Parish poison pen letter writer claims it was not his saliva on envelope

Sarah Knapton
Douglas Staples - INS News Agency Ltd 145 Winnersh Triangle Reading Berkshire RG41 5RB

A former parish council chairman convicted of writing a poison pen letter to a widow congratulating her on the death of her husband is to claim it was not his saliva on the envelope.

Douglas Staples, 69, of Enborne, Berkshire, was found guilty of sending a malicious communication to his neighbour and garden society organiser Dawn Taylor, just days after husband Peter's funeral last May.

In April Mr Staples was given a restraining order by magistrates and ordered to carry out 200 hours of unpaid work. But he has now launched an appeal at Reading Crown Court alleging that the prosecution did not give his defence team time to challenge DNA evidence.

Speaking outside the appeal court on Friday, Mr Staples said: “I did not lick that envelope or have anything to do with it.”

Dougas Staples Credit: INS

Outlining the prosecution at the initial appeal hearing, Christopher Hewertson: “Very simply, Dawn Taylor is a widow. She received, the day after her husband's funeral, a malicious communication by a letter within a card in an envelope.

“It is, the prosecution says, prima facie sent from the appellant. It is malicious, welcoming the death of her husband.

“The prosecution says it is within the background of issues between them, they live in close proximity. A summary forensic report describing the defendant's DNA to the usual probability, is relied on by the Crown.”

Defence solicitor, Andrew Hill, told the court that he intended to re-examine the DNA evidence.

Mrs Taylor is a popular organiser for the Enborne and Hampstead Marshall Garden Society.

A village source close to Mrs Taylor said: “It was all very upsetting at the time. To have that so soon after your husband dies is terrible.

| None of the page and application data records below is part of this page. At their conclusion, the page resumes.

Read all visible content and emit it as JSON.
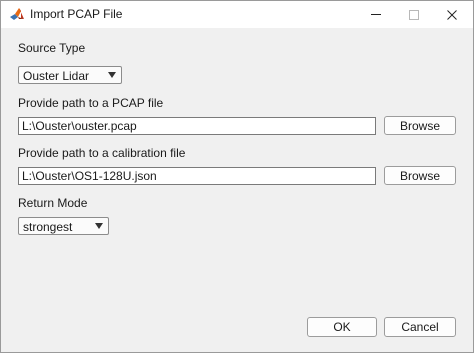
{
  "window": {
    "title": "Import PCAP File",
    "app_icon": "matlab-icon",
    "controls": [
      "minimize-icon",
      "maximize-icon",
      "close-icon"
    ]
  },
  "source_type": {
    "label": "Source Type",
    "selected": "Ouster Lidar"
  },
  "pcap": {
    "label": "Provide path to a PCAP file",
    "value": "L:\\Ouster\\ouster.pcap",
    "browse_label": "Browse"
  },
  "calibration": {
    "label": "Provide path to a calibration file",
    "value": "L:\\Ouster\\OS1-128U.json",
    "browse_label": "Browse"
  },
  "return_mode": {
    "label": "Return Mode",
    "selected": "strongest"
  },
  "footer": {
    "ok_label": "OK",
    "cancel_label": "Cancel"
  }
}
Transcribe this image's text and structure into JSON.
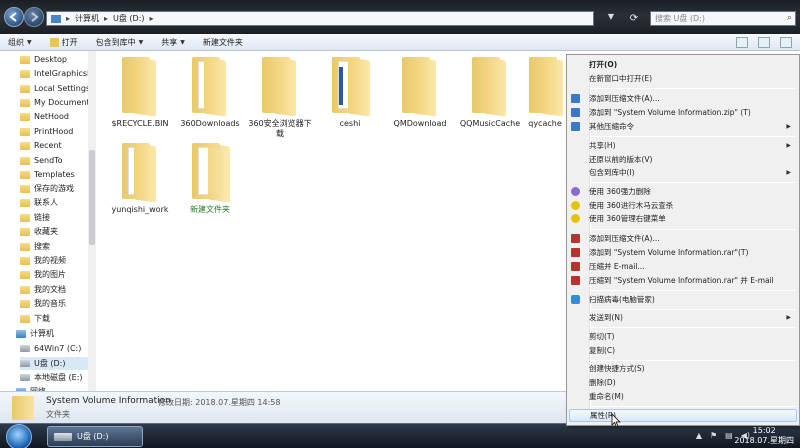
{
  "address": {
    "crumbs": [
      "计算机",
      "U盘 (D:)"
    ],
    "search_placeholder": "搜索 U盘 (D:)"
  },
  "toolbar": {
    "organize": "组织",
    "open": "打开",
    "include": "包含到库中",
    "share": "共享",
    "new_folder": "新建文件夹"
  },
  "sidebar": {
    "items": [
      "Desktop",
      "IntelGraphicsP",
      "Local Settings",
      "My Documents",
      "NetHood",
      "PrintHood",
      "Recent",
      "SendTo",
      "Templates",
      "保存的游戏",
      "联系人",
      "链接",
      "收藏夹",
      "搜索",
      "我的视频",
      "我的图片",
      "我的文档",
      "我的音乐",
      "下载",
      "计算机",
      "64Win7 (C:)",
      "U盘 (D:)",
      "本地磁盘 (E:)",
      "网络"
    ]
  },
  "files": [
    {
      "name": "$RECYCLE.BIN"
    },
    {
      "name": "360Downloads"
    },
    {
      "name": "360安全浏览器下载"
    },
    {
      "name": "ceshi"
    },
    {
      "name": "QMDownload"
    },
    {
      "name": "QQMusicCache"
    },
    {
      "name": "qycache"
    },
    {
      "name": "yunqishi_work"
    },
    {
      "name": "新建文件夹"
    }
  ],
  "details": {
    "name": "System Volume Information",
    "meta": "修改日期: 2018.07.星期四 14:58",
    "type": "文件夹"
  },
  "taskbar": {
    "task_label": "U盘 (D:)",
    "clock_time": "15:02",
    "clock_date": "2018.07.星期四"
  },
  "context_menu": {
    "items": [
      {
        "label": "打开(O)"
      },
      {
        "label": "在新窗口中打开(E)"
      },
      {
        "label": "添加到压缩文件(A)..."
      },
      {
        "label": "添加到 \"System Volume Information.zip\" (T)"
      },
      {
        "label": "其他压缩命令"
      },
      {
        "label": "共享(H)"
      },
      {
        "label": "还原以前的版本(V)"
      },
      {
        "label": "包含到库中(I)"
      },
      {
        "label": "使用 360强力删除"
      },
      {
        "label": "使用 360进行木马云查杀"
      },
      {
        "label": "使用 360管理右键菜单"
      },
      {
        "label": "添加到压缩文件(A)..."
      },
      {
        "label": "添加到 \"System Volume Information.rar\"(T)"
      },
      {
        "label": "压缩并 E-mail..."
      },
      {
        "label": "压缩到 \"System Volume Information.rar\" 并 E-mail"
      },
      {
        "label": "扫描病毒(电脑管家)"
      },
      {
        "label": "发送到(N)"
      },
      {
        "label": "剪切(T)"
      },
      {
        "label": "复制(C)"
      },
      {
        "label": "创建快捷方式(S)"
      },
      {
        "label": "删除(D)"
      },
      {
        "label": "重命名(M)"
      },
      {
        "label": "属性(R)"
      }
    ]
  }
}
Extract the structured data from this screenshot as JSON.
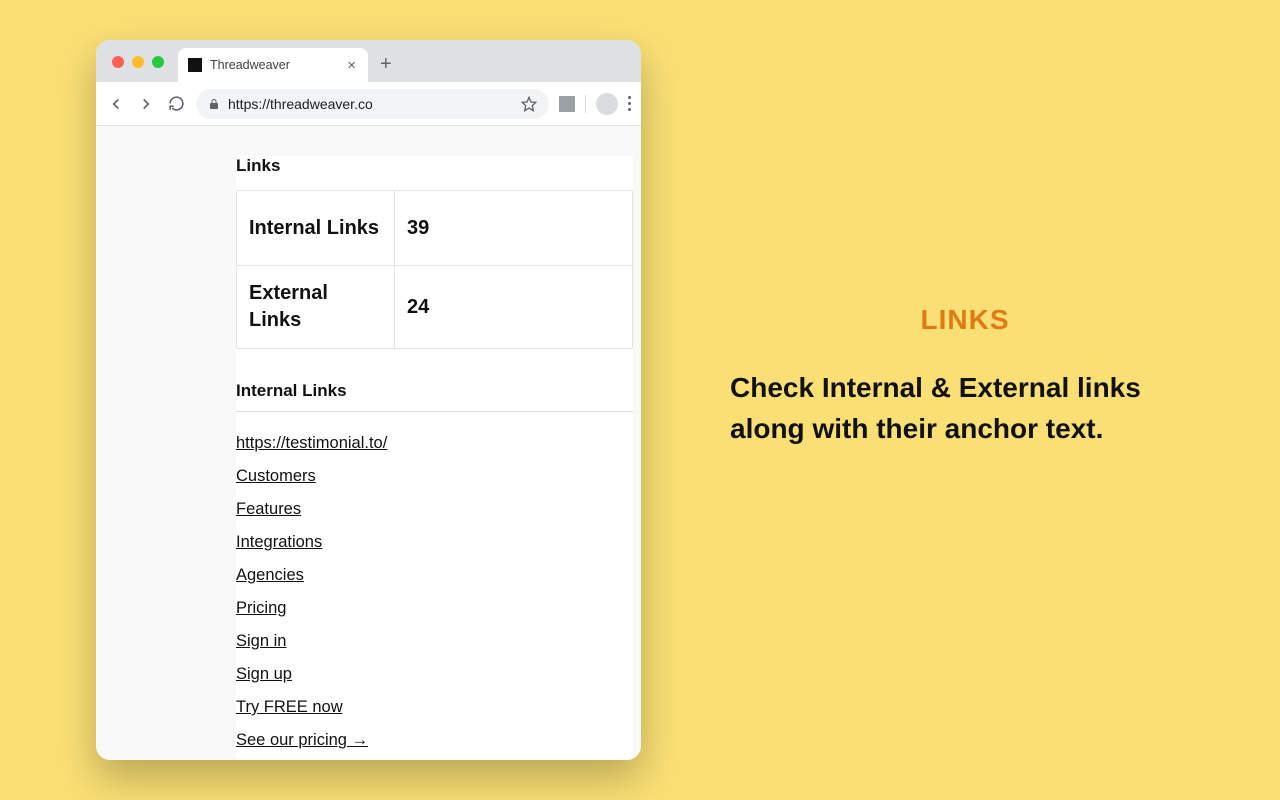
{
  "browser": {
    "tab_title": "Threadweaver",
    "url": "https://threadweaver.co"
  },
  "page": {
    "links_heading": "Links",
    "rows": [
      {
        "label": "Internal Links",
        "value": "39"
      },
      {
        "label": "External Links",
        "value": "24"
      }
    ],
    "internal_links_heading": "Internal Links",
    "internal_links": [
      "https://testimonial.to/",
      "Customers",
      "Features",
      "Integrations",
      "Agencies",
      "Pricing",
      "Sign in",
      "Sign up",
      "Try FREE now",
      "See our pricing →"
    ]
  },
  "promo": {
    "title": "LINKS",
    "description": "Check Internal & External links along with their anchor text."
  }
}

I think it was very raw.”

Mr Staples previously been accused of enrolling villager Marilyn Ray in a dating site without her knowledge and sending the fire service to her home for an unwarranted safety inspection.

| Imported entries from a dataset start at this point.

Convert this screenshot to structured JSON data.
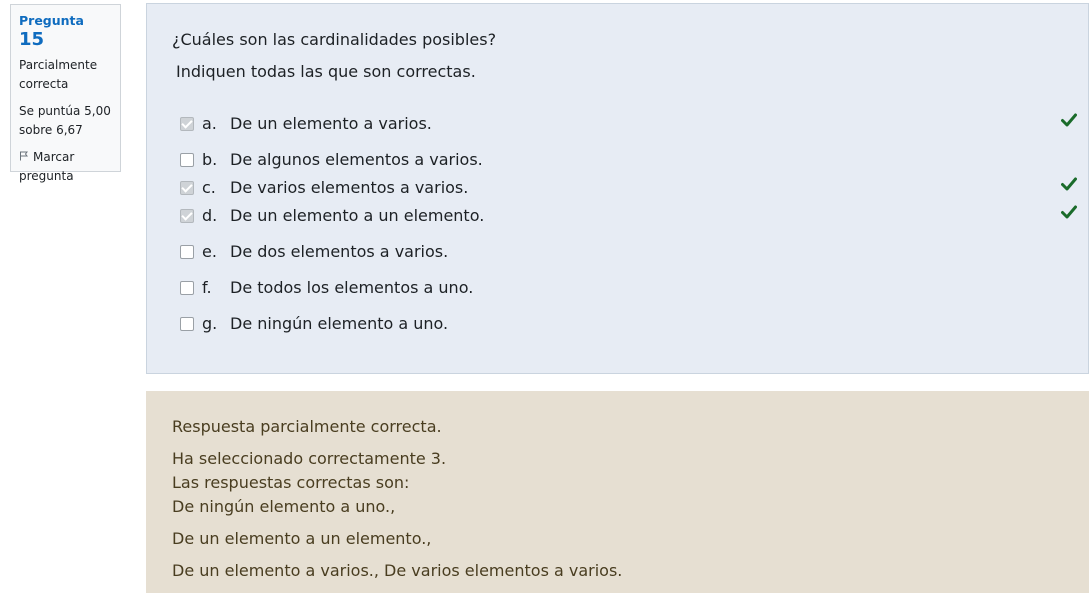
{
  "info": {
    "question_label": "Pregunta",
    "question_number": "15",
    "state_line1": "Parcialmente",
    "state_line2": "correcta",
    "grade_line1": "Se puntúa 5,00",
    "grade_line2": "sobre 6,67",
    "flag_line1": "Marcar",
    "flag_line2": "pregunta"
  },
  "question": {
    "text": "¿Cuáles son las cardinalidades posibles?",
    "prompt": "Indiquen todas las que son correctas.",
    "options": [
      {
        "letter": "a.",
        "text": "De un elemento a varios.",
        "checked": true,
        "correct": true
      },
      {
        "letter": "b.",
        "text": "De algunos elementos a varios.",
        "checked": false,
        "correct": false
      },
      {
        "letter": "c.",
        "text": "De varios elementos a varios.",
        "checked": true,
        "correct": true
      },
      {
        "letter": "d.",
        "text": "De un elemento a un elemento.",
        "checked": true,
        "correct": true
      },
      {
        "letter": "e.",
        "text": "De dos elementos a varios.",
        "checked": false,
        "correct": false
      },
      {
        "letter": "f.",
        "text": "De todos los elementos a uno.",
        "checked": false,
        "correct": false
      },
      {
        "letter": "g.",
        "text": "De ningún elemento a uno.",
        "checked": false,
        "correct": false
      }
    ]
  },
  "feedback": {
    "summary": "Respuesta parcialmente correcta.",
    "num_correct": "Ha seleccionado correctamente 3.",
    "right_answers_label": "Las respuestas correctas son:",
    "answer1": "De ningún elemento a uno.,",
    "answer2": "De un elemento a un elemento.,",
    "answer3": "De un elemento a varios., De varios elementos a varios."
  },
  "colors": {
    "accent": "#0f6cbf",
    "correct_tick": "#1a6b2a",
    "formulation_bg": "#e7ecf4",
    "feedback_bg": "#e6dfd2"
  }
}
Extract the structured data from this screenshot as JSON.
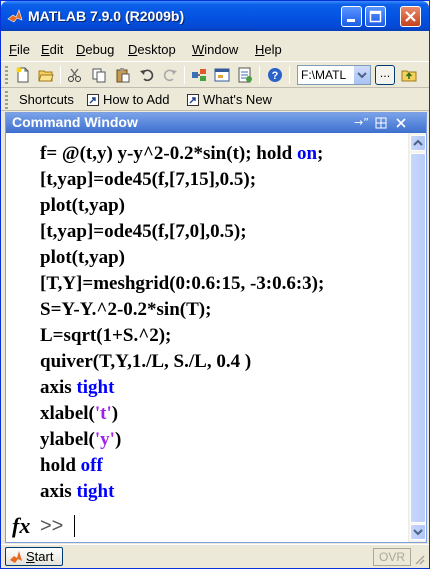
{
  "window": {
    "title": "MATLAB  7.9.0 (R2009b)"
  },
  "menu": [
    {
      "u": "F",
      "rest": "ile"
    },
    {
      "u": "E",
      "rest": "dit"
    },
    {
      "u": "D",
      "rest": "ebug"
    },
    {
      "u": "D",
      "rest": "esktop"
    },
    {
      "u": "W",
      "rest": "indow"
    },
    {
      "u": "H",
      "rest": "elp"
    }
  ],
  "toolbar": {
    "current_directory": "F:\\MATL",
    "browse_label": "..."
  },
  "shortcuts": {
    "label": "Shortcuts",
    "how_to_add": "How to Add",
    "whats_new": "What's New"
  },
  "command_window": {
    "title": "Command Window",
    "lines": [
      [
        {
          "t": "f= @(t,y) y-y^2-0.2*sin(t); hold ",
          "c": ""
        },
        {
          "t": "on",
          "c": "kw"
        },
        {
          "t": ";",
          "c": ""
        }
      ],
      [
        {
          "t": "[t,yap]=ode45(f,[7,15],0.5);",
          "c": ""
        }
      ],
      [
        {
          "t": "plot(t,yap)",
          "c": ""
        }
      ],
      [
        {
          "t": "[t,yap]=ode45(f,[7,0],0.5);",
          "c": ""
        }
      ],
      [
        {
          "t": "plot(t,yap)",
          "c": ""
        }
      ],
      [
        {
          "t": "[T,Y]=meshgrid(0:0.6:15, -3:0.6:3);",
          "c": ""
        }
      ],
      [
        {
          "t": "S=Y-Y.^2-0.2*sin(T);",
          "c": ""
        }
      ],
      [
        {
          "t": "L=sqrt(1+S.^2);",
          "c": ""
        }
      ],
      [
        {
          "t": "quiver(T,Y,1./L, S./L, 0.4 )",
          "c": ""
        }
      ],
      [
        {
          "t": "axis ",
          "c": ""
        },
        {
          "t": "tight",
          "c": "kw"
        }
      ],
      [
        {
          "t": "xlabel(",
          "c": ""
        },
        {
          "t": "'t'",
          "c": "str"
        },
        {
          "t": ")",
          "c": ""
        }
      ],
      [
        {
          "t": "ylabel(",
          "c": ""
        },
        {
          "t": "'y'",
          "c": "str"
        },
        {
          "t": ")",
          "c": ""
        }
      ],
      [
        {
          "t": "hold ",
          "c": ""
        },
        {
          "t": "off",
          "c": "kw"
        }
      ],
      [
        {
          "t": "axis ",
          "c": ""
        },
        {
          "t": "tight",
          "c": "kw"
        }
      ]
    ],
    "fx_label": "fx",
    "prompt": ">>"
  },
  "statusbar": {
    "start_u": "S",
    "start_rest": "tart",
    "ovr": "OVR"
  }
}
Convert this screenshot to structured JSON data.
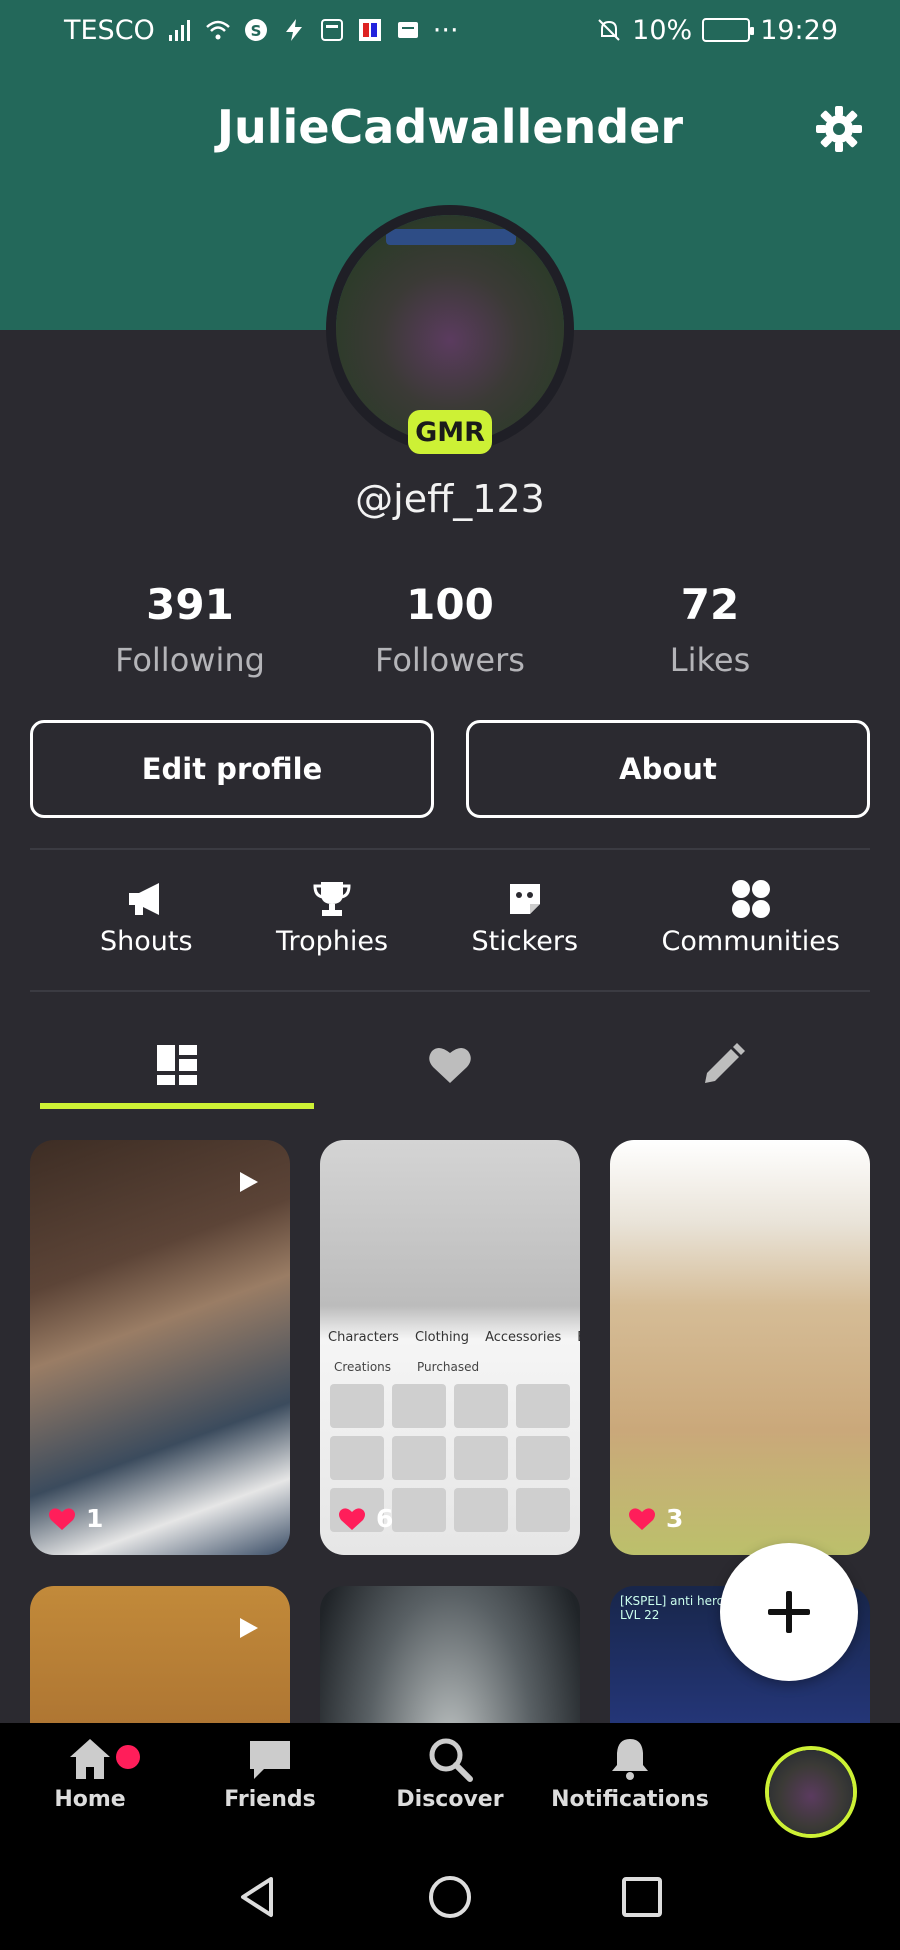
{
  "status_bar": {
    "carrier": "TESCO",
    "more": "···",
    "battery": "10%",
    "time": "19:29"
  },
  "header": {
    "title": "JulieCadwallender",
    "background_color": "#23685a"
  },
  "profile": {
    "badge": "GMR",
    "handle": "@jeff_123",
    "stats": [
      {
        "value": "391",
        "label": "Following"
      },
      {
        "value": "100",
        "label": "Followers"
      },
      {
        "value": "72",
        "label": "Likes"
      }
    ],
    "buttons": {
      "edit": "Edit profile",
      "about": "About"
    }
  },
  "features": [
    {
      "label": "Shouts",
      "icon": "megaphone-icon"
    },
    {
      "label": "Trophies",
      "icon": "trophy-icon"
    },
    {
      "label": "Stickers",
      "icon": "sticker-icon"
    },
    {
      "label": "Communities",
      "icon": "grid-dots-icon"
    }
  ],
  "content_tabs": [
    {
      "icon": "posts-grid-icon",
      "active": true
    },
    {
      "icon": "heart-icon",
      "active": false
    },
    {
      "icon": "pencil-icon",
      "active": false
    }
  ],
  "posts": [
    {
      "likes": "1",
      "video": true
    },
    {
      "likes": "6",
      "video": false,
      "tabs": [
        "Characters",
        "Clothing",
        "Accessories",
        "E"
      ],
      "subtabs": [
        "Creations",
        "Purchased"
      ]
    },
    {
      "likes": "3",
      "video": false
    },
    {
      "video": true
    },
    {
      "video": false
    },
    {
      "video": false,
      "overlay_line1": "[KSPEL] anti hero",
      "overlay_line2": "LVL 22"
    }
  ],
  "bottom_nav": [
    {
      "label": "Home",
      "icon": "home-icon",
      "has_notification_dot": true
    },
    {
      "label": "Friends",
      "icon": "chat-bubble-icon"
    },
    {
      "label": "Discover",
      "icon": "search-icon"
    },
    {
      "label": "Notifications",
      "icon": "bell-icon"
    }
  ],
  "accent_color": "#cdf135",
  "like_color": "#ff1e5a"
}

After Mrs Ray resigned as parish council chairman for health reasons in 2006, leading to Staples taking up the post, the widow launched a series of complaints alleging that she had not received minutes for certain meetings, had falsely been accused of interrupting proceedings and also criticised the standards of the council's board.

Mr Staples had admitted requesting the fire safety assessment of Mrs Ray's cottage and misrepresenting the fire brigade response but later said he only made the admission because he had been given poor legal advice and a judge later ruled there was no case to answer.

The appeal is due to take place on November 15.